WORK INSTRUCTION = Each line below must be reproduced exactly, though the pictures are to be dropped.

Entries from a dataset of interfaces:

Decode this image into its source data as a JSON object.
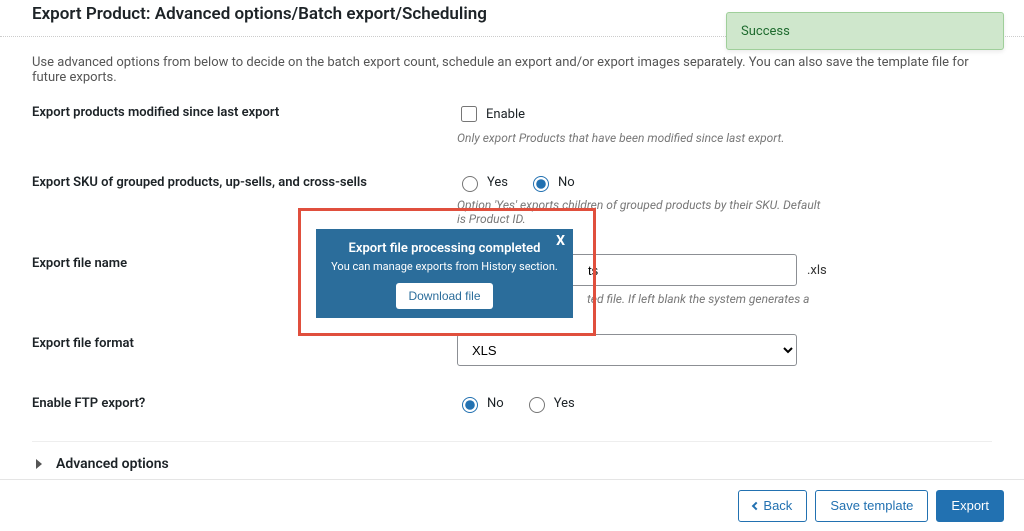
{
  "heading": "Export Product: Advanced options/Batch export/Scheduling",
  "intro": "Use advanced options from below to decide on the batch export count, schedule an export and/or export images separately. You can also save the template file for future exports.",
  "fields": {
    "modified": {
      "label": "Export products modified since last export",
      "checkbox_label": "Enable",
      "help": "Only export Products that have been modified since last export."
    },
    "sku": {
      "label": "Export SKU of grouped products, up-sells, and cross-sells",
      "opt_yes": "Yes",
      "opt_no": "No",
      "help": "Option 'Yes' exports children of grouped products by their SKU. Default is Product ID."
    },
    "filename": {
      "label": "Export file name",
      "value_visible": "ts",
      "ext": ".xls",
      "help_visible": "ted file. If left blank the system generates a"
    },
    "format": {
      "label": "Export file format",
      "value": "XLS"
    },
    "ftp": {
      "label": "Enable FTP export?",
      "opt_no": "No",
      "opt_yes": "Yes"
    }
  },
  "accordion": {
    "title": "Advanced options"
  },
  "modal": {
    "title": "Export file processing completed",
    "subtitle": "You can manage exports from History section.",
    "button": "Download file",
    "close": "X"
  },
  "toast": {
    "text": "Success"
  },
  "footer": {
    "back": "Back",
    "save": "Save template",
    "export": "Export"
  }
}
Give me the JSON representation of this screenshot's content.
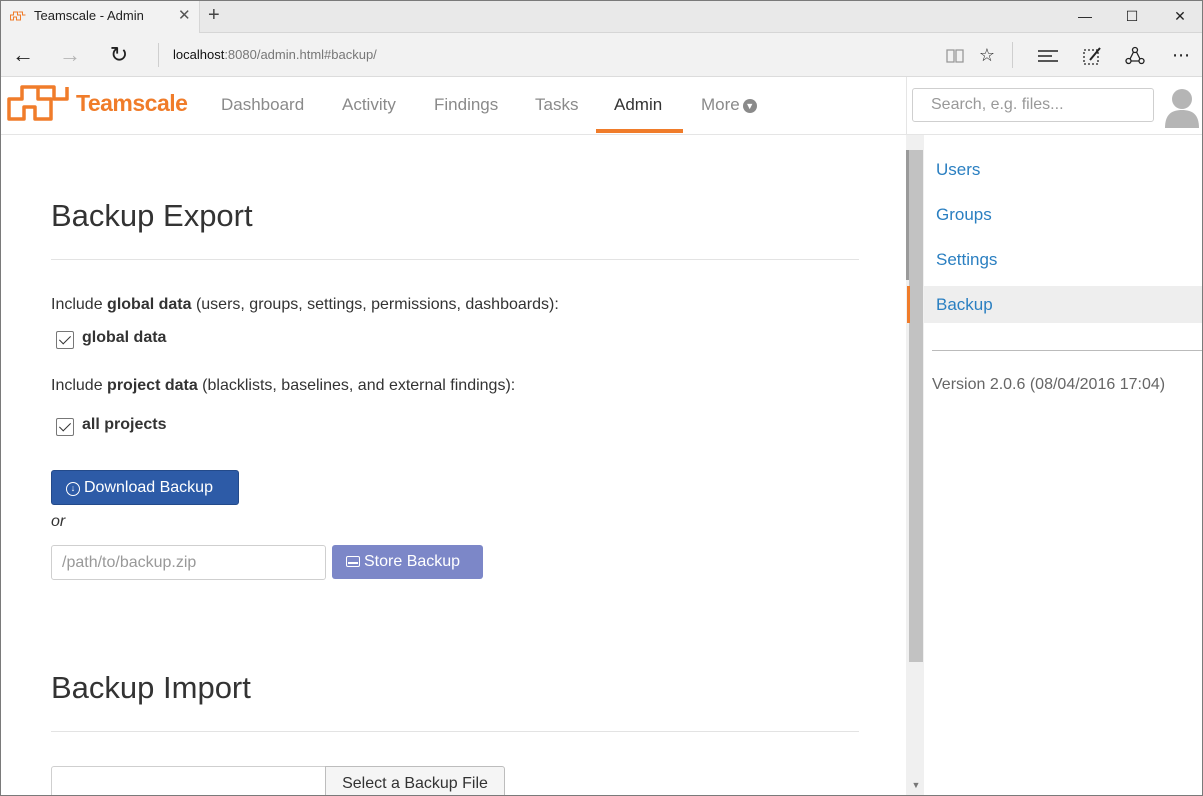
{
  "browser": {
    "tab_title": "Teamscale - Admin",
    "tab_close": "✕",
    "new_tab": "+",
    "window_controls": {
      "minimize": "—",
      "maximize": "☐",
      "close": "✕"
    },
    "url_host": "localhost",
    "url_rest": ":8080/admin.html#backup/",
    "icons": [
      "back-icon",
      "forward-icon",
      "refresh-icon",
      "reading-view-icon",
      "favorite-star-icon",
      "hub-icon",
      "web-note-icon",
      "share-icon"
    ]
  },
  "app": {
    "brand": "Teamscale",
    "brand_color": "#f07c2a",
    "nav": [
      {
        "label": "Dashboard"
      },
      {
        "label": "Activity"
      },
      {
        "label": "Findings"
      },
      {
        "label": "Tasks"
      },
      {
        "label": "Admin",
        "active": true
      },
      {
        "label": "More"
      }
    ],
    "search_placeholder": "Search, e.g. files..."
  },
  "export": {
    "title": "Backup Export",
    "global_prefix": "Include ",
    "global_bold": "global data",
    "global_suffix": " (users, groups, settings, permissions, dashboards):",
    "global_checkbox_label": "global data",
    "global_checked": true,
    "project_prefix": "Include ",
    "project_bold": "project data",
    "project_suffix": " (blacklists, baselines, and external findings):",
    "project_checkbox_label": "all projects",
    "project_checked": true,
    "download_label": "Download Backup",
    "or_text": "or",
    "path_placeholder": "/path/to/backup.zip",
    "store_label": "Store Backup",
    "primary_color": "#2d5ba7",
    "store_color": "#7c87c8"
  },
  "import": {
    "title": "Backup Import",
    "select_label": "Select a Backup File"
  },
  "sidebar": {
    "items": [
      {
        "label": "Users"
      },
      {
        "label": "Groups"
      },
      {
        "label": "Settings"
      },
      {
        "label": "Backup",
        "active": true
      }
    ],
    "version": "Version 2.0.6 (08/04/2016 17:04)",
    "link_color": "#2a7fc1"
  }
}
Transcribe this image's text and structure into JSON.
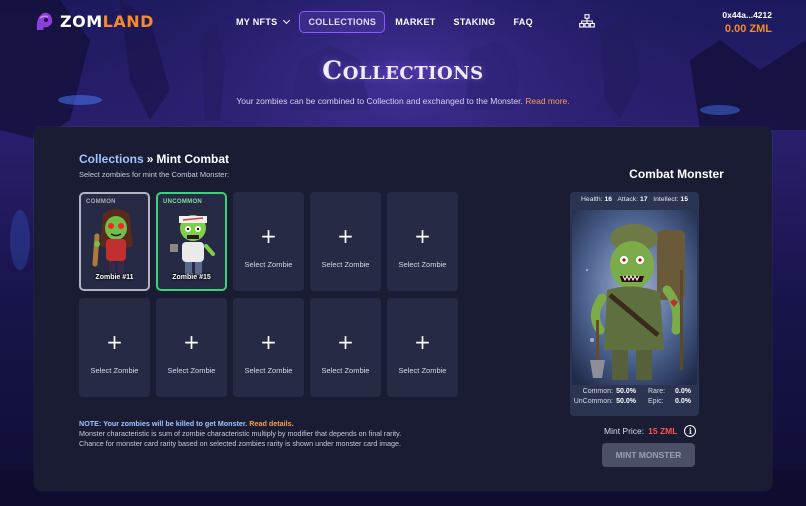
{
  "brand": {
    "part1": "ZOM",
    "part2": "LAND"
  },
  "nav": {
    "my_nfts": "MY NFTS",
    "collections": "COLLECTIONS",
    "market": "MARKET",
    "staking": "STAKING",
    "faq": "FAQ"
  },
  "wallet": {
    "address": "0x44a...4212",
    "balance": "0.00 ZML"
  },
  "hero": {
    "title": "Collections",
    "subtitle": "Your zombies can be combined to Collection and exchanged to the Monster.",
    "read_more": "Read more."
  },
  "breadcrumb": {
    "parent": "Collections",
    "separator": "»",
    "current": "Mint Combat"
  },
  "select_hint": "Select zombies for mint the Combat Monster:",
  "selected_zombies": [
    {
      "rarity": "COMMON",
      "name": "Zombie #11"
    },
    {
      "rarity": "UNCOMMON",
      "name": "Zombie #15"
    }
  ],
  "empty_slot_label": "Select Zombie",
  "empty_slot_plus": "+",
  "note": {
    "warning": "NOTE: Your zombies will be killed to get Monster.",
    "details_link": "Read details.",
    "line2": "Monster characteristic is sum of zombie characteristic multiply by modifier that depends on final rarity.",
    "line3": "Chance for monster card rarity based on selected zombies rarity is shown under monster card image."
  },
  "monster": {
    "title": "Combat Monster",
    "health_label": "Health:",
    "health": "16",
    "attack_label": "Attack:",
    "attack": "17",
    "intellect_label": "Intellect:",
    "intellect": "15",
    "common_label": "Common:",
    "common": "50.0%",
    "uncommon_label": "UnCommon:",
    "uncommon": "50.0%",
    "rare_label": "Rare:",
    "rare": "0.0%",
    "epic_label": "Epic:",
    "epic": "0.0%",
    "price_label": "Mint Price:",
    "price": "15 ZML",
    "mint_button": "MINT MONSTER"
  },
  "colors": {
    "accent_orange": "#f58a2a",
    "accent_purple": "#8a5cff",
    "common_border": "#b3b3c3",
    "uncommon_border": "#3ed07a",
    "price_red": "#ff5252"
  }
}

SOLUTION TO THE EXERCISE =
Decode this image into its source data as a JSON object.
{
  "heading": "Export Product: Advanced options/Batch export/Scheduling",
  "intro": "Use advanced options from below to decide on the batch export count, schedule an export and/or export images separately. You can also save the template file for future exports.",
  "fields": {
    "modified": {
      "label": "Export products modified since last export",
      "checkbox_label": "Enable",
      "help": "Only export Products that have been modified since last export."
    },
    "sku": {
      "label": "Export SKU of grouped products, up-sells, and cross-sells",
      "opt_yes": "Yes",
      "opt_no": "No",
      "help": "Option 'Yes' exports children of grouped products by their SKU. Default is Product ID."
    },
    "filename": {
      "label": "Export file name",
      "value_visible": "ts",
      "ext": ".xls",
      "help_visible": "ted file. If left blank the system generates a"
    },
    "format": {
      "label": "Export file format",
      "value": "XLS"
    },
    "ftp": {
      "label": "Enable FTP export?",
      "opt_no": "No",
      "opt_yes": "Yes"
    }
  },
  "accordion": {
    "title": "Advanced options"
  },
  "modal": {
    "title": "Export file processing completed",
    "subtitle": "You can manage exports from History section.",
    "button": "Download file",
    "close": "X"
  },
  "toast": {
    "text": "Success"
  },
  "footer": {
    "back": "Back",
    "save": "Save template",
    "export": "Export"
  }
}
Give me the JSON representation of this screenshot's content.
{
  "browser": {
    "tab_title": "Teamscale - Admin",
    "tab_close": "✕",
    "new_tab": "+",
    "window_controls": {
      "minimize": "—",
      "maximize": "☐",
      "close": "✕"
    },
    "url_host": "localhost",
    "url_rest": ":8080/admin.html#backup/",
    "icons": [
      "back-icon",
      "forward-icon",
      "refresh-icon",
      "reading-view-icon",
      "favorite-star-icon",
      "hub-icon",
      "web-note-icon",
      "share-icon"
    ]
  },
  "app": {
    "brand": "Teamscale",
    "brand_color": "#f07c2a",
    "nav": [
      {
        "label": "Dashboard"
      },
      {
        "label": "Activity"
      },
      {
        "label": "Findings"
      },
      {
        "label": "Tasks"
      },
      {
        "label": "Admin",
        "active": true
      },
      {
        "label": "More"
      }
    ],
    "search_placeholder": "Search, e.g. files..."
  },
  "export": {
    "title": "Backup Export",
    "global_prefix": "Include ",
    "global_bold": "global data",
    "global_suffix": " (users, groups, settings, permissions, dashboards):",
    "global_checkbox_label": "global data",
    "global_checked": true,
    "project_prefix": "Include ",
    "project_bold": "project data",
    "project_suffix": " (blacklists, baselines, and external findings):",
    "project_checkbox_label": "all projects",
    "project_checked": true,
    "download_label": "Download Backup",
    "or_text": "or",
    "path_placeholder": "/path/to/backup.zip",
    "store_label": "Store Backup",
    "primary_color": "#2d5ba7",
    "store_color": "#7c87c8"
  },
  "import": {
    "title": "Backup Import",
    "select_label": "Select a Backup File"
  },
  "sidebar": {
    "items": [
      {
        "label": "Users"
      },
      {
        "label": "Groups"
      },
      {
        "label": "Settings"
      },
      {
        "label": "Backup",
        "active": true
      }
    ],
    "version": "Version 2.0.6 (08/04/2016 17:04)",
    "link_color": "#2a7fc1"
  }
}
Transcribe this image's text and structure into JSON.
{
  "brand": {
    "part1": "ZOM",
    "part2": "LAND"
  },
  "nav": {
    "my_nfts": "MY NFTS",
    "collections": "COLLECTIONS",
    "market": "MARKET",
    "staking": "STAKING",
    "faq": "FAQ"
  },
  "wallet": {
    "address": "0x44a...4212",
    "balance": "0.00 ZML"
  },
  "hero": {
    "title": "Collections",
    "subtitle": "Your zombies can be combined to Collection and exchanged to the Monster.",
    "read_more": "Read more."
  },
  "breadcrumb": {
    "parent": "Collections",
    "separator": "»",
    "current": "Mint Combat"
  },
  "select_hint": "Select zombies for mint the Combat Monster:",
  "selected_zombies": [
    {
      "rarity": "COMMON",
      "name": "Zombie #11"
    },
    {
      "rarity": "UNCOMMON",
      "name": "Zombie #15"
    }
  ],
  "empty_slot_label": "Select Zombie",
  "empty_slot_plus": "+",
  "note": {
    "warning": "NOTE: Your zombies will be killed to get Monster.",
    "details_link": "Read details.",
    "line2": "Monster characteristic is sum of zombie characteristic multiply by modifier that depends on final rarity.",
    "line3": "Chance for monster card rarity based on selected zombies rarity is shown under monster card image."
  },
  "monster": {
    "title": "Combat Monster",
    "health_label": "Health:",
    "health": "16",
    "attack_label": "Attack:",
    "attack": "17",
    "intellect_label": "Intellect:",
    "intellect": "15",
    "common_label": "Common:",
    "common": "50.0%",
    "uncommon_label": "UnCommon:",
    "uncommon": "50.0%",
    "rare_label": "Rare:",
    "rare": "0.0%",
    "epic_label": "Epic:",
    "epic": "0.0%",
    "price_label": "Mint Price:",
    "price": "15 ZML",
    "mint_button": "MINT MONSTER"
  },
  "colors": {
    "accent_orange": "#f58a2a",
    "accent_purple": "#8a5cff",
    "common_border": "#b3b3c3",
    "uncommon_border": "#3ed07a",
    "price_red": "#ff5252"
  }
}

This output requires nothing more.